Online, mobile, omnichannel, untethered, data mining, automation, and remote
communication are all now buzzwords surrounding the new technologies and resources
financial institutions have to help them re-invent their branch experience. Capabilities are
available today that were not imagined a decade ago. This is an exciting time for those
institutions that can look to the future and enhance their offerings.
While technology is driving change, it can also be a tremendous challenge for financial
institutions as they work to keep pace and even take advantage of the dramatic shift in
customer needs and expectations. Millennials, baby boomers, small businesses – all are
important market segments with very different wants and needs. Driven by technology,
the new demand is for a complete online presence, complemented by more flexibility in
personalized services, and specialized expertise available in every branch.
Suffice it to say, financial institutions of all sizes and in every geography a
Published By: LogMeIn
Published Date: Mar 19, 2015
Remote support technology, including remote control, desktop sharing, and web collaboration, is one of the most popular platforms used across TSIA service disciplines. Today’s remote support solutions offer much more than just remote control for PCs, their functional footprint is expanding to include support for more devices and richer analytics for trend analysis and supervisor dashboards. Remote support solutions are typically well regarded by users, consistently delivering one of the highest average satisfaction scores in TSIA’s annual Global Technology Survey. Service executives should acquaint themselves with the new features and capabilities being introduced by leading remote support platforms and find ways to leverage the capabilities beyond technical support. Field services, education services, professional services, and managed services are all increasing adoption of these tools to boost productivity and avoid on-site visits. Download this white paper to learn more.
Every day, companies generate mountains of data that are critical to their business. With that data comes
a clear challenge: How do you protect exabytes of data that's strewn across global data centers,
computer rooms, remote offices, laptops, desktops, and mobile devices, as well as hosted by many
different cloud providers, without choking business agility, employee productivity, and customer
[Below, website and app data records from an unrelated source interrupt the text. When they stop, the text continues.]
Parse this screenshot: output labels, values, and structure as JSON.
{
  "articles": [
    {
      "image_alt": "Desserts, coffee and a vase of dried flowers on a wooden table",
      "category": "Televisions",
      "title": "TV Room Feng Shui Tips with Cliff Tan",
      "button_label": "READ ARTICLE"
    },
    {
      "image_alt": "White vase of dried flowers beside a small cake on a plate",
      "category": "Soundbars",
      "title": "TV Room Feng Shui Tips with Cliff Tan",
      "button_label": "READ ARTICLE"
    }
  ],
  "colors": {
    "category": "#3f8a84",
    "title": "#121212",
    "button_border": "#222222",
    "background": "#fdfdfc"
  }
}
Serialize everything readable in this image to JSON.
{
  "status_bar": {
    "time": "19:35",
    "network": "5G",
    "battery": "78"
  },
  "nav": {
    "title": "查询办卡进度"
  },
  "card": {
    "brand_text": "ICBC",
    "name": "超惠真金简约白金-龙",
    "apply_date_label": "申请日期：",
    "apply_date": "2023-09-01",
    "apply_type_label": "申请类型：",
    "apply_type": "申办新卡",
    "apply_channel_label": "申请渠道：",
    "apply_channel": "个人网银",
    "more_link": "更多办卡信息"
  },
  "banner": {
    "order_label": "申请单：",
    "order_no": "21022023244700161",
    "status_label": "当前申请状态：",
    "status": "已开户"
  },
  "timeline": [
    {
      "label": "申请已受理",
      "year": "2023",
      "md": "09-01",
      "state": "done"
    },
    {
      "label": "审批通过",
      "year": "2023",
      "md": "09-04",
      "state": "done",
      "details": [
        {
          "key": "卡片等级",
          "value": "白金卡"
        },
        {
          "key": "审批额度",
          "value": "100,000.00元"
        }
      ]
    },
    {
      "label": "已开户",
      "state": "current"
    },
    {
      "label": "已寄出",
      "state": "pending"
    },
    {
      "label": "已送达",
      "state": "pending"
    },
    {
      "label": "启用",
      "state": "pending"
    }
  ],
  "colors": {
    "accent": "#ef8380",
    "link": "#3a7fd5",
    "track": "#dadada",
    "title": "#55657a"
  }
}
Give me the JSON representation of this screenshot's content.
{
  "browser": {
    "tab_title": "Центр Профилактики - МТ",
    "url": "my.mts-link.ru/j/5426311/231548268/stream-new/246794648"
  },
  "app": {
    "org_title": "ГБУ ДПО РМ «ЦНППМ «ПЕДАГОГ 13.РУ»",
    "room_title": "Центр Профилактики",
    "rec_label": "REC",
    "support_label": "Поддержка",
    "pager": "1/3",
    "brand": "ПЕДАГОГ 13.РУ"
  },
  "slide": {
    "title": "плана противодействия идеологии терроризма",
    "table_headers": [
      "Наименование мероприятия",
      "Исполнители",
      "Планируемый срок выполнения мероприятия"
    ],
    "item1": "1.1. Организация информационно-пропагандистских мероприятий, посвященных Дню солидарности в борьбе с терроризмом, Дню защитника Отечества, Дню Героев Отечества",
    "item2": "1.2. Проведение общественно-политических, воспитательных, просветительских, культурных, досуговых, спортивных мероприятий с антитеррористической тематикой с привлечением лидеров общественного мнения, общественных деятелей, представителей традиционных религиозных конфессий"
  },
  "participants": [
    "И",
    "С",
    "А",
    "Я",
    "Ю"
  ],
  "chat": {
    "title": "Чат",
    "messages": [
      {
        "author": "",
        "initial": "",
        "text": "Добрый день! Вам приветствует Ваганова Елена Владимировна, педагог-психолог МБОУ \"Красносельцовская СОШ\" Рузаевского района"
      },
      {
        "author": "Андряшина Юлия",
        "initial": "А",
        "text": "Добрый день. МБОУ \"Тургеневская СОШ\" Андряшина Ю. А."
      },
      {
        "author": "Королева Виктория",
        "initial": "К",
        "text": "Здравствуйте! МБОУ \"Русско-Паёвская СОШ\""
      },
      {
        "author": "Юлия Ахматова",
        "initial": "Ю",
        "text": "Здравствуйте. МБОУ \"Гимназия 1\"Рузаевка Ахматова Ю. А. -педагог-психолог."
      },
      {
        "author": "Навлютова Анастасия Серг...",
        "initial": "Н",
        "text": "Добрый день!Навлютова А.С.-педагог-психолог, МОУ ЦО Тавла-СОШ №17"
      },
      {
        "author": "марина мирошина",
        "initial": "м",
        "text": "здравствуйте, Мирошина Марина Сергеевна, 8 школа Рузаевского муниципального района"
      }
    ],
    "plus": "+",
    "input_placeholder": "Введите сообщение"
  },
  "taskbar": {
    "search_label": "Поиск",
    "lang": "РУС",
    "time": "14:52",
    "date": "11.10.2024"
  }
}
experience? The solution lies not in throwing more technology at the network, but in taking specific steps
to identify malicious actions and respond to them in order to fix the issue, a process known as
Published By: Dell EMC
Published Date: Nov 02, 2015
Remote offices, branch offices and small businesses have dramatically stepped up their adoption of new technology to help them run everything from typical business applications to cutting-edge solutions that differentiate their organizations. But that rapid run-up in new technology deployments has often come with a cost: increased infrastructure complexity that has become harder and more expensive to manage.
Published By: Carbonite
Published Date: Apr 09, 2018
The core technology behind Disaster Recovery as a Service (DRaaS) has evolved for decades. More
recently, DRaaS has linked to the cloud, and finally hit its stride. Today it can provide unprecedented
availability options to companies who don’t have secondary data centers dedicated to business
continuity. Before now, only IT teams with additional IT budget, staff and geographic locations could
effectively hedge against downtime, and disasters.
But today’s DRaaS means that businesses of all sizes have the peace of mind that comes with knowing a
replica of their data and systems is hosted at a remote site that they can fail over to—without bearing
any of the infrastructure costs or maintenance responsibilities. All infrastructure and maintenance is
the responsibility of the DRaaS provider. And the technology ensures that a replica is not only available,
but always current and immediately available. This attractive value proposition led Gartner to predict
that global DRaaS revenue will rea
Most large companies have already made investments in tools that make video webcasting possible. Video is the most
vibrant and intimate medium that executives can use to convey information to large, far-flung internal audiences. Video
helps keep employees on the same page about company branding, strategic direction, and externally-facing stories and
messaging. It facilitates the transparency and authenticity that today’s employees demand.
CEOs of large, global corporations are frequently the catalyst for enterprise live streaming because they know they
can use it to make a powerful and personal connection with tens of thousands of remote employees—efficiently and
cost-effectively. They support using technology to foster communication and transparency, leading to a more engaged,
productive workforce. They recognize the power of video. And they see how engaged, satisfied employees can collectively
strengthen their company’s competitive advantage and enhance their bottom line.
If your CEO
Credit Union Times is the nation's leading independent source for breaking news and analysis for credit union leaders. For more than 20 years, Credit Union Times has set the standard for editorial excellence and ethical, straight-forward reporting.